### What the exercise asks
Which lines in the records below hold the word "JSON"? Copy each of them.

### Information shown
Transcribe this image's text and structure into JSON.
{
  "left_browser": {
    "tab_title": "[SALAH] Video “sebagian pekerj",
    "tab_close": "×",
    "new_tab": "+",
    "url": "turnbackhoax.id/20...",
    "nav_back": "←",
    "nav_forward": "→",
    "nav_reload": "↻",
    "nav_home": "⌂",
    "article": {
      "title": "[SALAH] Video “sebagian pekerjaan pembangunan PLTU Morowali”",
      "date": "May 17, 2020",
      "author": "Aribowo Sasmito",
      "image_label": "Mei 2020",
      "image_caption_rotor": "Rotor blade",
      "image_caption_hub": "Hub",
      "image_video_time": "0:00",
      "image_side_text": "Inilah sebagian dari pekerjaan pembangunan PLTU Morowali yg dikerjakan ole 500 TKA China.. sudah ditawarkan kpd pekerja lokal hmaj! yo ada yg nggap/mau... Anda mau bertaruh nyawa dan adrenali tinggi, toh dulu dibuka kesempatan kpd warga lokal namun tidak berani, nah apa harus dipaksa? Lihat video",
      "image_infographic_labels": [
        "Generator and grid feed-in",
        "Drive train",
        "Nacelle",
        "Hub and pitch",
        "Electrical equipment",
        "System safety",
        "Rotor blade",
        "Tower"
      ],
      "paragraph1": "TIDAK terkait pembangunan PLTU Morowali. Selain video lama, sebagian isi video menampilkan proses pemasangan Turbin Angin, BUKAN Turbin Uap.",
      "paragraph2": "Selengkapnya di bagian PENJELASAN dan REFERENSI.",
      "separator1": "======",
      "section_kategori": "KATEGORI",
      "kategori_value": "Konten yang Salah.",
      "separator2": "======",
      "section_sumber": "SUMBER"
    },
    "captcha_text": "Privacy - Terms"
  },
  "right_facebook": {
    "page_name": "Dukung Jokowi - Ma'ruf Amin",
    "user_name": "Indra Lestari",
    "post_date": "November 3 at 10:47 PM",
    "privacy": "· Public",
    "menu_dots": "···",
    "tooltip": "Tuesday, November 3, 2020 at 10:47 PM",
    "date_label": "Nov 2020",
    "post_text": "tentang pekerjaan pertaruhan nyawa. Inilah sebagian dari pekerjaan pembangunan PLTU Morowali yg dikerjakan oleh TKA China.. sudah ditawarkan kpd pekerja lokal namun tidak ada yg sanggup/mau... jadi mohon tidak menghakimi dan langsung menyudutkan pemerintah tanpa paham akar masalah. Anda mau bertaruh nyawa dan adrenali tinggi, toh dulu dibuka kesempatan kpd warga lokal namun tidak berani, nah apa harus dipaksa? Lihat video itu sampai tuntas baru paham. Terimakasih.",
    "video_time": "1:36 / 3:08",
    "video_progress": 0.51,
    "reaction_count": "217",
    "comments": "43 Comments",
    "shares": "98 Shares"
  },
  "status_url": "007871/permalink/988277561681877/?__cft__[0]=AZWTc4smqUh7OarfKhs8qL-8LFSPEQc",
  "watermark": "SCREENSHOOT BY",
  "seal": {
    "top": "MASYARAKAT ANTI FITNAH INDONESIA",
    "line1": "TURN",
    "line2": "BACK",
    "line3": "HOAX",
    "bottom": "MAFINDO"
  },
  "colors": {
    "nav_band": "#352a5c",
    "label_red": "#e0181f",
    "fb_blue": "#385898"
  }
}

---

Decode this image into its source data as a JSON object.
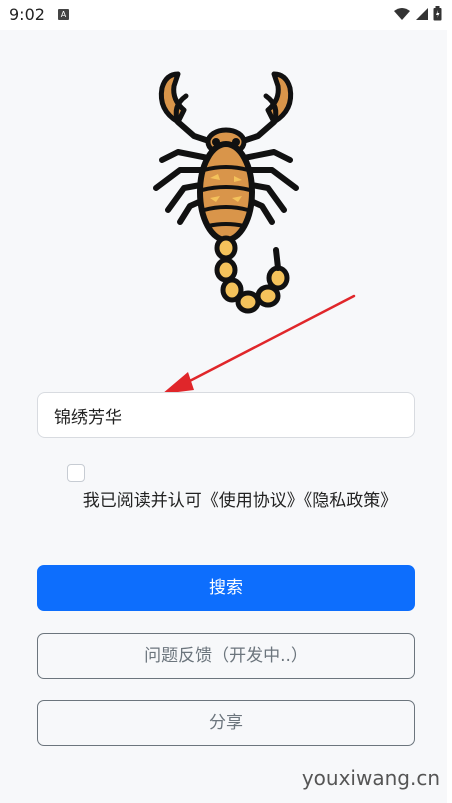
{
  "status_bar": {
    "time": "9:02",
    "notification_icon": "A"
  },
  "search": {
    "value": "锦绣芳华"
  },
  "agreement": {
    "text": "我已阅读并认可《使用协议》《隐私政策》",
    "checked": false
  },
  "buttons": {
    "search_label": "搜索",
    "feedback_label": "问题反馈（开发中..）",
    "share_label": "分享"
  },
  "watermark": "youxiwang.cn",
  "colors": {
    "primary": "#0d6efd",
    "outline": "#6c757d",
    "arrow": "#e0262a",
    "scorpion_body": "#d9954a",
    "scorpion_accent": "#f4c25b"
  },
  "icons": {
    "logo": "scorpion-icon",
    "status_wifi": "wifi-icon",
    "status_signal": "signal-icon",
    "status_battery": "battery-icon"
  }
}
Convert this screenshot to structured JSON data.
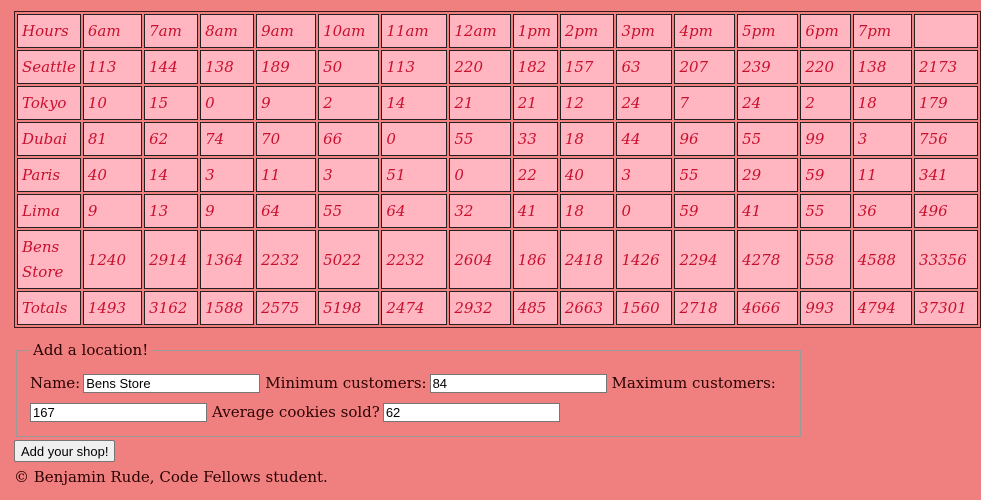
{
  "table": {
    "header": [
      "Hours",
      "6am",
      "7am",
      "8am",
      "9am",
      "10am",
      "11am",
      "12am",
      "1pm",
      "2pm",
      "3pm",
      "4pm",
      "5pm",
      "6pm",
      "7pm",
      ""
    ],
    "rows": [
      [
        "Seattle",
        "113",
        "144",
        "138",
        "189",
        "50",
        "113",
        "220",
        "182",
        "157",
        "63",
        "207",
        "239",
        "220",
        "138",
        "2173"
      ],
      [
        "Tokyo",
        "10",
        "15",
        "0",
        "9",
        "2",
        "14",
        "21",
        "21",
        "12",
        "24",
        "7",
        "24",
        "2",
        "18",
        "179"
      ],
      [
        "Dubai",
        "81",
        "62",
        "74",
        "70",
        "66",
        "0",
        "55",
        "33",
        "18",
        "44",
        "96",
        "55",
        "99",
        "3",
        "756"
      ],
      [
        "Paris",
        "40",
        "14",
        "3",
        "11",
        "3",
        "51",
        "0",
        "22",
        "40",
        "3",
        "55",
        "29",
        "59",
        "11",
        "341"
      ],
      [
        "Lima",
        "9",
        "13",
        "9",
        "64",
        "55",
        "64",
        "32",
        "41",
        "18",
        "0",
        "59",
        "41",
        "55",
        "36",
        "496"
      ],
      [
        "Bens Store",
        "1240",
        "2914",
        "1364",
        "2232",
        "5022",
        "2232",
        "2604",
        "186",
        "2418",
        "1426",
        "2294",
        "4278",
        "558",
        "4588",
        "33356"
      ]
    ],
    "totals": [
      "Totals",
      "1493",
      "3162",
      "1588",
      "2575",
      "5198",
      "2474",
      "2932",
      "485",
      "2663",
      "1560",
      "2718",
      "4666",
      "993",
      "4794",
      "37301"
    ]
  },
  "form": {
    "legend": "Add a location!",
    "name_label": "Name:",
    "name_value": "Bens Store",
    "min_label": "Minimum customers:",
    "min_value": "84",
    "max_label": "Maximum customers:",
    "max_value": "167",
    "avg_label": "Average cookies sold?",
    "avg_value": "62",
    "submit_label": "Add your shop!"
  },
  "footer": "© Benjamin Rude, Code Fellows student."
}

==

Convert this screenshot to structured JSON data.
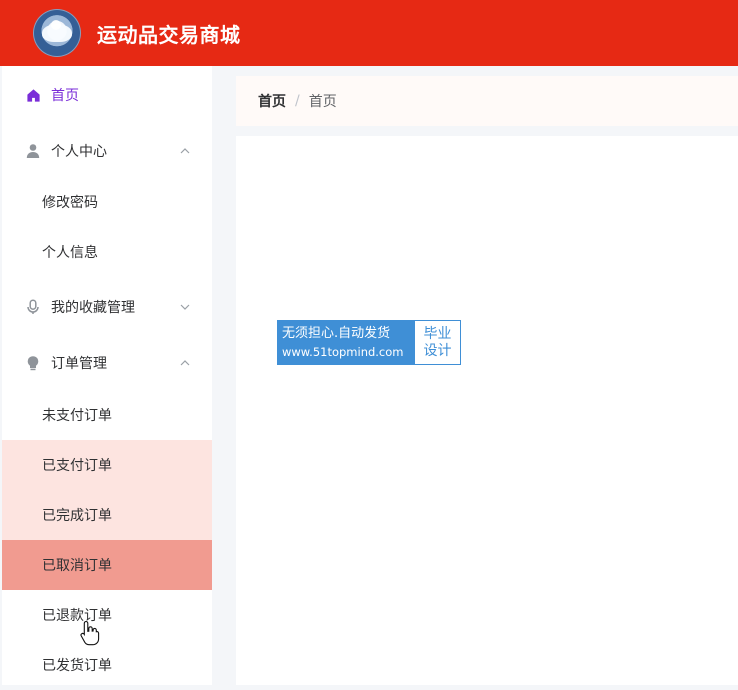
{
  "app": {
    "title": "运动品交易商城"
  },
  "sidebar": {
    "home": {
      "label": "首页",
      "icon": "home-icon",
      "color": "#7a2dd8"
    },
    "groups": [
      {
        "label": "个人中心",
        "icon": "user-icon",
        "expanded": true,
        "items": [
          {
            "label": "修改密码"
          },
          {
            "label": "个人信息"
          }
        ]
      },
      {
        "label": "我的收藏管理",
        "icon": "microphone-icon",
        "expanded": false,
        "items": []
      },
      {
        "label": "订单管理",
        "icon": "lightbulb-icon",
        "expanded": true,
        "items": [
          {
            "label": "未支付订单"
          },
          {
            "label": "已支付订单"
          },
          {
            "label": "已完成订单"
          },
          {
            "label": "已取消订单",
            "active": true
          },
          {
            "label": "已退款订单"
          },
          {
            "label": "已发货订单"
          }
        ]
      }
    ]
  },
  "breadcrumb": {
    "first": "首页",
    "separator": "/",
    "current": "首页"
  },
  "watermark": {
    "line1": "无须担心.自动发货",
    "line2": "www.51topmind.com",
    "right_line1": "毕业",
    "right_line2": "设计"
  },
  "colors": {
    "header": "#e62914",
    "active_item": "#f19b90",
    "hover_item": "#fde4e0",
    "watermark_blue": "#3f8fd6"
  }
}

### Result of this exercise
Transcribe this image's text and structure into JSON.
Decode this image into its source data as a JSON object.
Convert this screenshot to structured JSON data.
Convert this screenshot to structured JSON data.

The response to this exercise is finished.